Even with the robust sales, solar panels aren’t terribly efficient, converting only about 10-15 percent of the sun’s rays into useable and storable energy. A group of scientists are hoping to improve that and they are inspired by nature. CCTV America’s Jessica Stone reported this story from Albany, New York.
Researchers developing more efficient solar panel using photosynthesis as modelEven with the robust sales, solar panels aren't terribly efficient, converting only about 10-15 percent of the sun's rays into useable and storable energy. A group of scientists are hoping to improve that and they are inspired by nature. CCTV America's Jessica Stone reported this story from Albany, New York.
Sun and water are what create energy for all green plants through photosynthesis. Plants use sunlight to split water molecules and release electricity.

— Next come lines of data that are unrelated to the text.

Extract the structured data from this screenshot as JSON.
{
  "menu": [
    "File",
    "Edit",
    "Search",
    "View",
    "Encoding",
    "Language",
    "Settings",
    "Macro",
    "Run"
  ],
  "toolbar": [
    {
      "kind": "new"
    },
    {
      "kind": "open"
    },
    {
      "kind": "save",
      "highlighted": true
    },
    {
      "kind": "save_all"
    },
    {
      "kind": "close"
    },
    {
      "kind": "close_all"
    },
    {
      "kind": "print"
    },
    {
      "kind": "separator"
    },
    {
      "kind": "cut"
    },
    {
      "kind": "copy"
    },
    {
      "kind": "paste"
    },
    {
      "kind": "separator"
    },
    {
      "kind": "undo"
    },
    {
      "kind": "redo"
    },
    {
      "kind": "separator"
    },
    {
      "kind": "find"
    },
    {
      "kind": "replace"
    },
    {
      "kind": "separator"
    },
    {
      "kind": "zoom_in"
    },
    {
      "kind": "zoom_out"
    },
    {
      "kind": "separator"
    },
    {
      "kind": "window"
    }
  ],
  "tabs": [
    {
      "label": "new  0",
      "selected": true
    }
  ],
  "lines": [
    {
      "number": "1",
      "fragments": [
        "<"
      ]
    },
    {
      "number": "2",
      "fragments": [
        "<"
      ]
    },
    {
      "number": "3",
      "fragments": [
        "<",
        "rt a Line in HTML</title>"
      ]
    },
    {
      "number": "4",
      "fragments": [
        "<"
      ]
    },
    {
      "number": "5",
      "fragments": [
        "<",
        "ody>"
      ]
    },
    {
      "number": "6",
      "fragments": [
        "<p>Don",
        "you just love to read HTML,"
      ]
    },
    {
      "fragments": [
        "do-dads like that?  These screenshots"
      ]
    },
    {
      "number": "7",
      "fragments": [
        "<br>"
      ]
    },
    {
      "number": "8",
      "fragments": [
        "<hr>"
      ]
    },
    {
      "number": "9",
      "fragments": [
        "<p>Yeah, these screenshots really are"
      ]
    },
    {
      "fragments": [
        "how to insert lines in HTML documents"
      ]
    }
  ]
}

K.V. Lakshmi, an associate professor at Rensselaer Polytechnic Institute’s Center for Solar Energy is leading a team of 14 scientists working to unlock the secret how plants do this.
“This is the holy grail, and this catalyst actually evolved in nature. It’s a natural catalyst. It’s evolved in nature and this is what it does. It binds two molecules of water, uses four photons of light, and it splits the water into electrons and protons,” Lakshmi said of what her team hopes to accomplish by copying nature.
The goal is to develop the solar panel of the future, one that uses sun and water to create electricity and gets as high as 40 percent efficiency.
Right now, solar panels are made of silicon which has a limited supply, but Lakshmi’s lab is making solar panels out of chemicals found in the environment. Their panels are completely sustainable.
It all starts in the grow room where researchers attempt to isolate proteins from cells, purify them, and study the mechanisms — especially the protein that is a catalyst for splitting water. The protein works in four steps, and in seven years, Lakshmi’s team has discovered two of those steps. They are currently working on the third. The fourth and final step is what releases the energy.
“That’s what we need to figure out,” Lakshmi said, adding that it could take about five years to unlock the secret.
But the team isn’t waiting to understand the final step before designing a prototype for a solar panel. It’s already experimenting with man-made molecules which duplicate photosynthesis.
Efficiency is upwards of 25-30 percent right now, triple what’s currently available on the market, Lakshmi said.
Solar energy historian John Perlin discusses sun’s power
CCTV America interviewed John Perlin, a solar energy historian and author of the book “Let It Shine: The 6000-Year Story of Solar Energy” about the growth and limitations of solar power.